These spring rolls bring back great memories of Thailand. I am on Railay Island. It is dark out, but Suzanne, Brian (another friend who was traveling with us for a few weeks) and I use our head lamps to keep from tripping on the dirt and stone path leading to an open air restaurant tucked a hundred yards inland. We walk up the stairs and find a table by a railing on the expansive porch. We sit on dark wooden stools and look out towards the Andaman Sea where we can faintly make out the waves crashing on the beach. Wafts of mosquito spray, sweet flowers and thai spices fill the air. Oh, that sticky air that makes your face shiny and your clothes cling to you. We order our food and shortly afterwards, our appetizer :: antipasto arrives: fresh spring rolls. I take a bite.
Now I find myself back in my kitchen. I am alone…no friends, sea or humid air; but, for a fleeting moment I was there. With a bite of these spring rolls :: involtini primavera I had been transported back in time to a country thousands of miles away. I had been sitting with my dear friends and enjoying an incredible meal in a foreign place. I never knew when I would have gone back to Thailand, but today for a moment, I did.

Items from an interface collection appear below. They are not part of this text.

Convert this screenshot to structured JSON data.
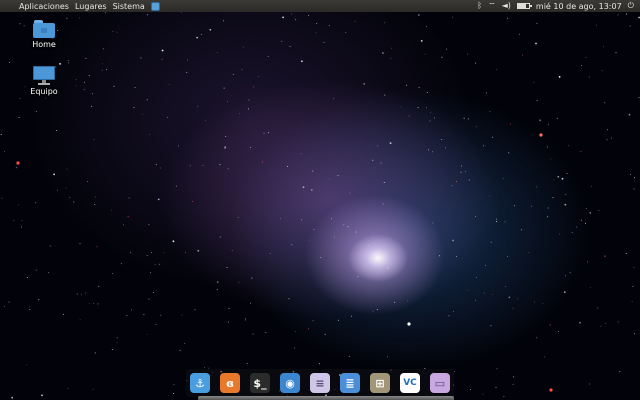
{
  "top_panel": {
    "menu": [
      "Aplicaciones",
      "Lugares",
      "Sistema"
    ],
    "clock": "mié 10 de ago, 13:07",
    "tray_icons": [
      "bluetooth-icon",
      "wifi-icon",
      "volume-icon",
      "battery-icon",
      "power-icon"
    ],
    "battery_level": 0.7
  },
  "desktop": {
    "icons": [
      {
        "label": "Home",
        "icon": "folder-icon"
      },
      {
        "label": "Equipo",
        "icon": "computer-icon"
      }
    ]
  },
  "dock": {
    "items": [
      {
        "name": "anchor-app-icon",
        "color": "#4a9ee0",
        "glyph": "⚓"
      },
      {
        "name": "firefox-icon",
        "color": "#e8782a",
        "glyph": "ɞ"
      },
      {
        "name": "terminal-icon",
        "color": "#2b2b2b",
        "glyph": "$_"
      },
      {
        "name": "screenshot-icon",
        "color": "#3c86d0",
        "glyph": "◉"
      },
      {
        "name": "text-editor-icon",
        "color": "#cfc6e8",
        "glyph": "≡"
      },
      {
        "name": "document-viewer-icon",
        "color": "#4a8fd8",
        "glyph": "≣"
      },
      {
        "name": "archive-icon",
        "color": "#a29678",
        "glyph": "⊞"
      },
      {
        "name": "vc-app-icon",
        "color": "#ffffff",
        "glyph": "VC"
      },
      {
        "name": "file-manager-icon",
        "color": "#c9a7e0",
        "glyph": "▭"
      }
    ]
  },
  "colors": {
    "panel": "#2f2e2b",
    "folder": "#4c97d8"
  }
}
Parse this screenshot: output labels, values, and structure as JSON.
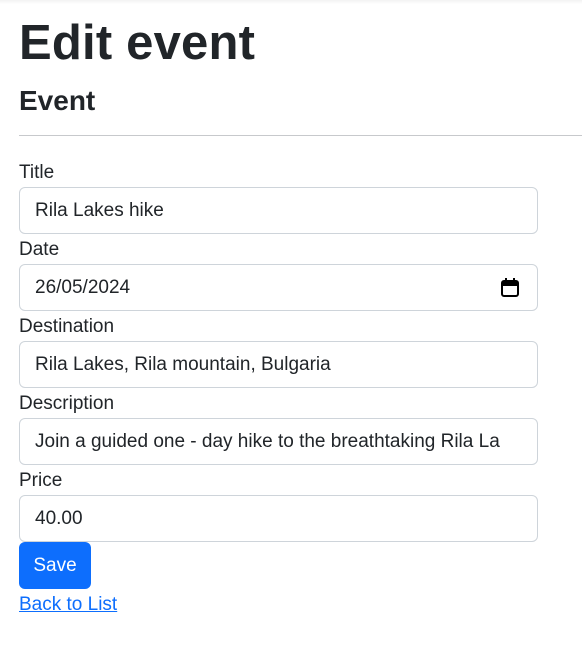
{
  "page": {
    "title": "Edit event",
    "section_title": "Event"
  },
  "form": {
    "title": {
      "label": "Title",
      "value": "Rila Lakes hike"
    },
    "date": {
      "label": "Date",
      "value": "26/05/2024",
      "icon": "calendar-icon"
    },
    "destination": {
      "label": "Destination",
      "value": "Rila Lakes, Rila mountain, Bulgaria"
    },
    "description": {
      "label": "Description",
      "value": "Join a guided one - day hike to the breathtaking Rila La"
    },
    "price": {
      "label": "Price",
      "value": "40.00"
    },
    "save_label": "Save"
  },
  "links": {
    "back_label": "Back to List"
  },
  "colors": {
    "primary": "#0d6efd",
    "text": "#212529",
    "input_border": "#ced4da"
  }
}
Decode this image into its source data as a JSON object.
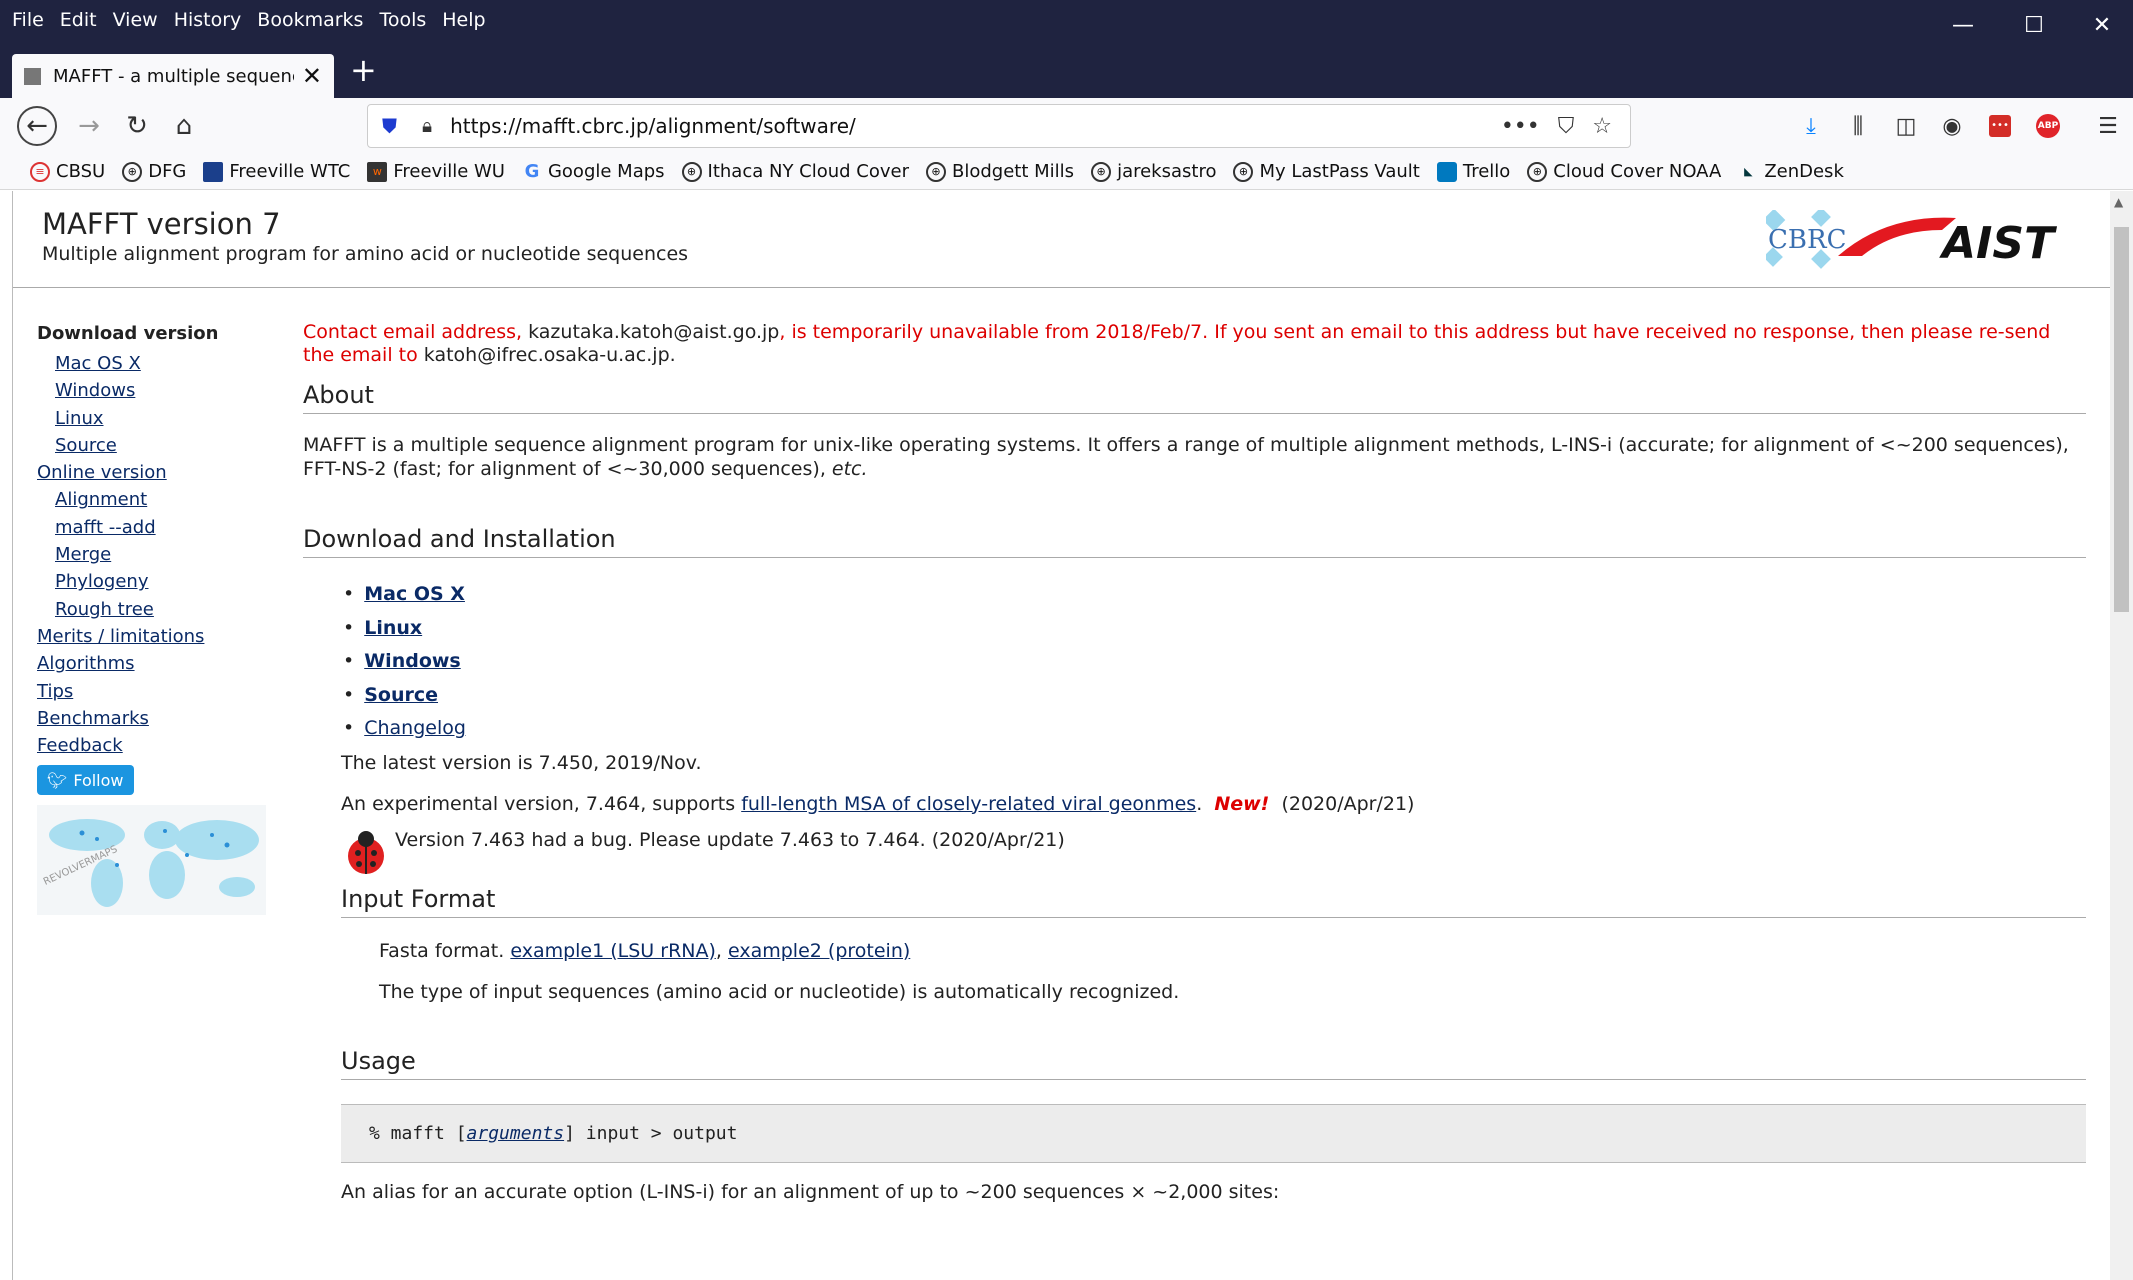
{
  "menu": [
    "File",
    "Edit",
    "View",
    "History",
    "Bookmarks",
    "Tools",
    "Help"
  ],
  "window_controls": {
    "minimize": "—",
    "maximize": "☐",
    "close": "✕"
  },
  "tab": {
    "title": "MAFFT - a multiple sequence a",
    "close": "✕",
    "new": "+"
  },
  "nav": {
    "url": "https://mafft.cbrc.jp/alignment/software/",
    "back": "←",
    "forward": "→",
    "reload": "↻",
    "home": "⌂",
    "more": "•••",
    "pocket": "⛉",
    "star": "☆"
  },
  "toolbar_icons": [
    "download-icon",
    "library-icon",
    "sidebar-icon",
    "account-icon",
    "lastpass-icon",
    "adblock-icon",
    "menu-icon"
  ],
  "bookmarks": [
    {
      "label": "CBSU"
    },
    {
      "label": "DFG"
    },
    {
      "label": "Freeville WTC"
    },
    {
      "label": "Freeville WU"
    },
    {
      "label": "Google Maps"
    },
    {
      "label": "Ithaca NY Cloud Cover"
    },
    {
      "label": "Blodgett Mills"
    },
    {
      "label": "jareksastro"
    },
    {
      "label": "My LastPass Vault"
    },
    {
      "label": "Trello"
    },
    {
      "label": "Cloud Cover NOAA"
    },
    {
      "label": "ZenDesk"
    }
  ],
  "header": {
    "title": "MAFFT version 7",
    "subtitle": "Multiple alignment program for amino acid or nucleotide sequences",
    "logo_left": "CBRC",
    "logo_right": "AIST"
  },
  "sidebar": {
    "download_heading": "Download version",
    "download_items": [
      "Mac OS X",
      "Windows",
      "Linux",
      "Source"
    ],
    "online_heading": "Online version",
    "online_items": [
      "Alignment",
      "mafft --add",
      "Merge",
      "Phylogeny",
      "Rough tree"
    ],
    "other_items": [
      "Merits / limitations",
      "Algorithms",
      "Tips",
      "Benchmarks",
      "Feedback"
    ],
    "follow": "Follow",
    "map_label": "REVOLVERMAPS"
  },
  "notice": {
    "p1": "Contact email address, ",
    "email1": "kazutaka.katoh@aist.go.jp",
    "p2": ", is temporarily unavailable from 2018/Feb/7.  If you sent an email to this address but have received no response, then please re-send the email to ",
    "email2": "katoh@ifrec.osaka-u.ac.jp."
  },
  "about": {
    "heading": "About",
    "text1": "MAFFT is a multiple sequence alignment program for unix-like operating systems.  It offers a range of multiple alignment methods, L-INS-i (accurate; for alignment of <~200 sequences), FFT-NS-2 (fast; for alignment of <~30,000 sequences), ",
    "etc": "etc."
  },
  "download": {
    "heading": "Download and Installation",
    "items": [
      "Mac OS X",
      "Linux",
      "Windows",
      "Source",
      "Changelog"
    ],
    "latest": "The latest version is 7.450, 2019/Nov.",
    "exp_pre": "An experimental version, 7.464, supports ",
    "exp_link": "full-length MSA of closely-related viral geonmes",
    "exp_dot": ".",
    "new": "New!",
    "exp_date": "(2020/Apr/21)",
    "bug": "Version 7.463 had a bug.  Please update 7.463 to 7.464.  (2020/Apr/21)"
  },
  "input": {
    "heading": "Input Format",
    "fasta": "Fasta format.  ",
    "ex1": "example1 (LSU rRNA)",
    "sep": ", ",
    "ex2": "example2 (protein)",
    "auto": "The type of input sequences (amino acid or nucleotide) is automatically recognized."
  },
  "usage": {
    "heading": "Usage",
    "code_pre": "% mafft [",
    "code_arg": "arguments",
    "code_post": "] input > output",
    "alias": "An alias for an accurate option (L-INS-i) for an alignment of up to ~200 sequences × ~2,000 sites:"
  }
}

- 2 oz (100g) vermicelli noodles
- 2 carrots, cut into julienne
- 1 cucumber, cut into julienne
- Avocado, cut into julienne
- Basil, roughly chopped
- 12 rice papers
- 1 bowl warm water
- Bring a medium pot of water to boil. Put the vermicelli noodles in a large bowl. Once the water is boiling, pour it onto the noodles and let them soak for 4-5 minutes. Drain and let cool.
- Set up your work station with the noodles, carrots, cucumber, avocado, basil and warm water. You’ll also need a cutting board to roll and cut each spring roll.
- Soak one rice paper at a time for about 10 seconds then place it on the cutting board. It should be pliable but not too wet it tears. Load the rice paper with a small amount of rice noodles, carrots, cucumber, avocado and basil. Fold the sides in and then roll tightly. Cut in half. Repeat with the remaining ingredients.
- Serve with soy sauce, peanut sauce or chili sauce.